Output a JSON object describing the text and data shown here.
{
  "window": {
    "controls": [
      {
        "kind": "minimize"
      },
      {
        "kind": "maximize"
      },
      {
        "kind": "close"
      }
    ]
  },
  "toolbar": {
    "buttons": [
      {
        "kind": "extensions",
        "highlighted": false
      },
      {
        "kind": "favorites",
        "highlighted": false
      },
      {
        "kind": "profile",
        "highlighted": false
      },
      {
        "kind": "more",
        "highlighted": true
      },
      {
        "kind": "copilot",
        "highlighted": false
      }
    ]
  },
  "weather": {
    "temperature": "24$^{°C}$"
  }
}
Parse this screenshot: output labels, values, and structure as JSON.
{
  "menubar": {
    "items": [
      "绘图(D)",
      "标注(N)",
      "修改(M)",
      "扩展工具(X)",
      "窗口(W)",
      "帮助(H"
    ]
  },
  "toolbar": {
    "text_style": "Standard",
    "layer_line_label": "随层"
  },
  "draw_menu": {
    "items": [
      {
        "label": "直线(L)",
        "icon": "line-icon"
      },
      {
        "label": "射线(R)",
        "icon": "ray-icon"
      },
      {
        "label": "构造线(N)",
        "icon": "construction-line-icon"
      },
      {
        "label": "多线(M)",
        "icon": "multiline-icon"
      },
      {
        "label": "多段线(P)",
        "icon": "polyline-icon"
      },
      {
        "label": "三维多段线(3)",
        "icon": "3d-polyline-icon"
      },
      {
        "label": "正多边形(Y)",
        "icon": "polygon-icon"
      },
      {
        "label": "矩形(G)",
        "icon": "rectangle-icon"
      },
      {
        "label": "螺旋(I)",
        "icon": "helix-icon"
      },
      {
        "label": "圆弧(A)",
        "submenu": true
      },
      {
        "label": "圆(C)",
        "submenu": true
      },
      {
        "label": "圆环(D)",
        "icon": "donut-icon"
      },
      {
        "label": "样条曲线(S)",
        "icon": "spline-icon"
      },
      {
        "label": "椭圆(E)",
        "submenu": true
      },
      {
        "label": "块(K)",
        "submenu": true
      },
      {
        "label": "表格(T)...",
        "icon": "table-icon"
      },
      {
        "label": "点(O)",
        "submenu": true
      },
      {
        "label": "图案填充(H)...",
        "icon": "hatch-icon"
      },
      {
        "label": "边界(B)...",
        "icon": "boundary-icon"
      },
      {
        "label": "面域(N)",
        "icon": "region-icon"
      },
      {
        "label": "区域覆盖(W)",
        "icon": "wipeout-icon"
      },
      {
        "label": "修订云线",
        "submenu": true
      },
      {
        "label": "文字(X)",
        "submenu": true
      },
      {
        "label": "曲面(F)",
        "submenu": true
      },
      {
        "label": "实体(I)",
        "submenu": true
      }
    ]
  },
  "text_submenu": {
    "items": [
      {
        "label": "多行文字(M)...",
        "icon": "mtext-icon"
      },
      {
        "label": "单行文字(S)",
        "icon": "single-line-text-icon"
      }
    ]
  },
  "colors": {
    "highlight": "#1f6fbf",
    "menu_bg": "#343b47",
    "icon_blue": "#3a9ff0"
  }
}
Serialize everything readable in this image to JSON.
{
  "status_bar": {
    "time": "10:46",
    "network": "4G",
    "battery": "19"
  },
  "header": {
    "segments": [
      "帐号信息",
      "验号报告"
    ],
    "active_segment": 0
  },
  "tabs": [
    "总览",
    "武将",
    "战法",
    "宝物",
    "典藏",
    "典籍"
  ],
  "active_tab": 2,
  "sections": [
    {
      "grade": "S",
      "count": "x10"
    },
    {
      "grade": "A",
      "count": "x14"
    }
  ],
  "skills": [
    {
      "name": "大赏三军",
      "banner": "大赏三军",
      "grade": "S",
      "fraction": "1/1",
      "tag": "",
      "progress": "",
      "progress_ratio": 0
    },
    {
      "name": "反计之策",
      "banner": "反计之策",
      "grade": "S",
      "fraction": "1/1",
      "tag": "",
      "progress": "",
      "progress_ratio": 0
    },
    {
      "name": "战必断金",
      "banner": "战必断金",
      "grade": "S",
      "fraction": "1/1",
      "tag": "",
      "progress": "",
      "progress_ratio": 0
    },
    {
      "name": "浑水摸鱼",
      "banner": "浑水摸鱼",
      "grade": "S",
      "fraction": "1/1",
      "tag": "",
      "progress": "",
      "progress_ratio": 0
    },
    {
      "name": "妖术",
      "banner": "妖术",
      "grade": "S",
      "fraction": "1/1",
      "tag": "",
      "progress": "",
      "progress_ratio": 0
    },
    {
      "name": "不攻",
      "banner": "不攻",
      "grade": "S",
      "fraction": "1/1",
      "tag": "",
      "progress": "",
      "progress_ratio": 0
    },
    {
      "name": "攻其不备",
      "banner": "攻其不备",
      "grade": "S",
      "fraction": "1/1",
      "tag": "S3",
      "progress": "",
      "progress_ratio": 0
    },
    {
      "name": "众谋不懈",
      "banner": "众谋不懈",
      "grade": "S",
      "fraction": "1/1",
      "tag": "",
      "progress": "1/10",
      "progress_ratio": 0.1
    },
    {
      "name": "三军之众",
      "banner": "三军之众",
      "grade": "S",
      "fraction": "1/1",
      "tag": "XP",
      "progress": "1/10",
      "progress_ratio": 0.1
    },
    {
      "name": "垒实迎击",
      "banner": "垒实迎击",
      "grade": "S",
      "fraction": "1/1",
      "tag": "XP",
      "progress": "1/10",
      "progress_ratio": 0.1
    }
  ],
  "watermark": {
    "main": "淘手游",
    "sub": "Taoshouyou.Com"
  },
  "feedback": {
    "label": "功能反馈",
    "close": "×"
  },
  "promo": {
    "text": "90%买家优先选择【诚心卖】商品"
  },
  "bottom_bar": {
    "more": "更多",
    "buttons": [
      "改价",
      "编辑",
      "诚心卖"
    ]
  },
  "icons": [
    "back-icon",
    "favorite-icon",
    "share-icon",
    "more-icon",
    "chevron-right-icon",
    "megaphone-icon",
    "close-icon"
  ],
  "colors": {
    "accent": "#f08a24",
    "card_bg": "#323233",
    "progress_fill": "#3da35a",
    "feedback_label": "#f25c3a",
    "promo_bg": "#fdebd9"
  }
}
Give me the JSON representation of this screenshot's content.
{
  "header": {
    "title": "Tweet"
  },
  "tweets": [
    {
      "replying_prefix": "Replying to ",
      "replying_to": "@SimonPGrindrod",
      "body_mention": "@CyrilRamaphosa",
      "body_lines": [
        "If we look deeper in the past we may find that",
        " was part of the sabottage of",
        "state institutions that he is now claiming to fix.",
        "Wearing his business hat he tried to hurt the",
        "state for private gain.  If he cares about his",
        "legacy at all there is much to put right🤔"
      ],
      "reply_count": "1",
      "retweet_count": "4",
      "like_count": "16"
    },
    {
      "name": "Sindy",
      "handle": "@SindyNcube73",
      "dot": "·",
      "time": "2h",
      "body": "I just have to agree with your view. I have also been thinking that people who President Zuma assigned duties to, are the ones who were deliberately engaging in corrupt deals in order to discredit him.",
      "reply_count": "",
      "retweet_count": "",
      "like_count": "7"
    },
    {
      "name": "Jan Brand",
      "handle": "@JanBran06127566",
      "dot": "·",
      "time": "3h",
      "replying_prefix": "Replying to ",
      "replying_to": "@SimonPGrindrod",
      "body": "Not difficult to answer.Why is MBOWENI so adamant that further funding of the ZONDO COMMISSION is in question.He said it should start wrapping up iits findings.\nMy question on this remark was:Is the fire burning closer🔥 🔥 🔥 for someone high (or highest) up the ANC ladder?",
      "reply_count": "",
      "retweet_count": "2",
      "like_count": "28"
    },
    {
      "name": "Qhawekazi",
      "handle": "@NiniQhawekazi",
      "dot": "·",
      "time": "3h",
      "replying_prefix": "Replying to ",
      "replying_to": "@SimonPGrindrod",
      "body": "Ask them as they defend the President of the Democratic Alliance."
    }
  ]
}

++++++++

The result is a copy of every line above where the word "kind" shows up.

        "kind": "minimize"
        "kind": "maximize"
        "kind": "close"
        "kind": "extensions",
        "kind": "favorites",
        "kind": "profile",
        "kind": "more",
        "kind": "copilot",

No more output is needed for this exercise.